Dividing the bulk items allow me to keep track of how many servings/pounds I get from each purchase. It also prevents waste. If you divide the food into smaller sized canisters, it will prevent the grains from growing bugs while sitting in the cabinets. Store yeast in the freezer keeps it fresher and dividing the veggies will prevent freezer burn and bacteria from taking the whole bag in and out of the freezer.
WEEK 3: Fruits
This is the week that I purchase fresh fruits that freeze well. I check to see what fruits are on sale and in season. There are usually great prices on strawberries and bananas during the spring and summer. Both of these fruits freeze well and can be used in smoothies and for banana bread. If I can find a reasonable price, I also purchase peaches.
Many families have different methods of stocking a pantry with many different requirements for the purpose that their pantry will serve. I have two goals for my pantry. Goal number one is to be able to make basic and nutritious meals without having to run to the store every week. The second goal is to be able to maintain or reduce our annual grocery bill, which is now $3200 annually for a family of 6 (from 2004 until present) including toiletries and occasional dining out. Our budget is down from $4800 annually (2000-2001 family of 4, 2002 family of 5, and 2003 family of 6).
The biggest decisions that have reduced our grocery bill have been reducing processed foods and unhealthy snacks. We still eat unhealthy snacks such as chips and ice cream but they are a treat now, something that we have on “Family Night’s”. Sweet treats are no longer a regular part of my weekly shopping list such as before.
As you embark on the journey to stock your pantry, remember that pantry shopping is a behavior and it takes time to learn a new behavior.
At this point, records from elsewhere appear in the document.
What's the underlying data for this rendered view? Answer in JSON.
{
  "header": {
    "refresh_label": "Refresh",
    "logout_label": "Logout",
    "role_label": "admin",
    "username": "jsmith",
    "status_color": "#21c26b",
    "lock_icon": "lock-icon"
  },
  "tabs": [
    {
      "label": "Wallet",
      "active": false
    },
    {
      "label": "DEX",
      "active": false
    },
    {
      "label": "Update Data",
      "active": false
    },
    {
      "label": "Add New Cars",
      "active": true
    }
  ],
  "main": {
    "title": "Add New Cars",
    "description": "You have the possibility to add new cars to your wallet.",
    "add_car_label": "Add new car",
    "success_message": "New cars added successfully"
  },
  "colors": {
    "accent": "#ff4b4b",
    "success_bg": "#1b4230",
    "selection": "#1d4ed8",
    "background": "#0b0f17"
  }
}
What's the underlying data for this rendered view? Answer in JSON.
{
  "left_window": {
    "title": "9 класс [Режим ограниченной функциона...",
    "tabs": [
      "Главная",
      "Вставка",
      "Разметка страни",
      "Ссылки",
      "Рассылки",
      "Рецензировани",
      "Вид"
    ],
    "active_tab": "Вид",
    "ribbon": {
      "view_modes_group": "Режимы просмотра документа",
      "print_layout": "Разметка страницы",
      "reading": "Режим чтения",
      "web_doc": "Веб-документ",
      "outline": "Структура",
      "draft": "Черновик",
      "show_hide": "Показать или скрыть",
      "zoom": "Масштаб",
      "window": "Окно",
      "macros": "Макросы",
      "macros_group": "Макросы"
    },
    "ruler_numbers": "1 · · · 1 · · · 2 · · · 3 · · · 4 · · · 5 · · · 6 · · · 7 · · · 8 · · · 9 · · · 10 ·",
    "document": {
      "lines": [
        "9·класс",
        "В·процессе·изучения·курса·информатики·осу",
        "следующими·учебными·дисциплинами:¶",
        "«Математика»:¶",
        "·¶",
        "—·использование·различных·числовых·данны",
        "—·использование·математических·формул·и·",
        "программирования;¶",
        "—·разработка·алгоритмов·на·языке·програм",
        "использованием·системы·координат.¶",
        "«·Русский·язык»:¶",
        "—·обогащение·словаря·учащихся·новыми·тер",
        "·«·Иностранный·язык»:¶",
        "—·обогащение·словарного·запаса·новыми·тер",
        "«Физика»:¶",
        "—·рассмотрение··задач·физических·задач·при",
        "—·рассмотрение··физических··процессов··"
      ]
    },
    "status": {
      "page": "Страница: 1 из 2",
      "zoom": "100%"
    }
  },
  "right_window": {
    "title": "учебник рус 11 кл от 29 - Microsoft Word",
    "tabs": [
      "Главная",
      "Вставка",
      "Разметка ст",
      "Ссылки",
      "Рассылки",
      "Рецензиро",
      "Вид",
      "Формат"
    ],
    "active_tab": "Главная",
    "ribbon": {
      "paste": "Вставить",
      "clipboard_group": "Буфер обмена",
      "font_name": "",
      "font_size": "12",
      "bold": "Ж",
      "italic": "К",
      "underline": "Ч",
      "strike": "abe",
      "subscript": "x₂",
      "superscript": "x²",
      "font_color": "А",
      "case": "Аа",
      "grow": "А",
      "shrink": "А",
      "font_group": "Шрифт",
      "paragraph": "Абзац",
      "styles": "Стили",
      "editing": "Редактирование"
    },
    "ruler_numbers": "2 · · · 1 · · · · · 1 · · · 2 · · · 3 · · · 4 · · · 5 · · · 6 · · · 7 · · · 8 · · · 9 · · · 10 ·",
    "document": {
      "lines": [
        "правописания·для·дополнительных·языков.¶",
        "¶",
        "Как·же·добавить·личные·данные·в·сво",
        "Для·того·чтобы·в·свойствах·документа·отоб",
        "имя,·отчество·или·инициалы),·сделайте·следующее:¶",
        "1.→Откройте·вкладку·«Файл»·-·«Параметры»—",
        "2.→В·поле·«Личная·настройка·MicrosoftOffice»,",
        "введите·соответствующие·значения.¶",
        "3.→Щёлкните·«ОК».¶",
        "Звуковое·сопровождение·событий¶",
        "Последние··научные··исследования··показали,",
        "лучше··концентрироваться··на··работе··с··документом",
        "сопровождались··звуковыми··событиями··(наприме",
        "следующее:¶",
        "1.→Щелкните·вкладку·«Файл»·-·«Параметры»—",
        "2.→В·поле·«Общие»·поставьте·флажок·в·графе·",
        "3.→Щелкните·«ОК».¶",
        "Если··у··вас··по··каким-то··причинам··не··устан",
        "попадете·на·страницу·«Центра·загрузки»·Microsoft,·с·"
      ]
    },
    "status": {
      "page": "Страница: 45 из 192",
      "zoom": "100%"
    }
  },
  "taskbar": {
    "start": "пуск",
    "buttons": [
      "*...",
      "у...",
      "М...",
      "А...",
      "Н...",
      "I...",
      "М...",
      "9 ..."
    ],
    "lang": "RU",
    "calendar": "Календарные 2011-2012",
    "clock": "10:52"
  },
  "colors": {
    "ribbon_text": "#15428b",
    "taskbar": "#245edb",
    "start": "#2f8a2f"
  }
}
So if it does not come together at first just retrace your steps, figure out what needs adjustment, and try again. You won’t regret it.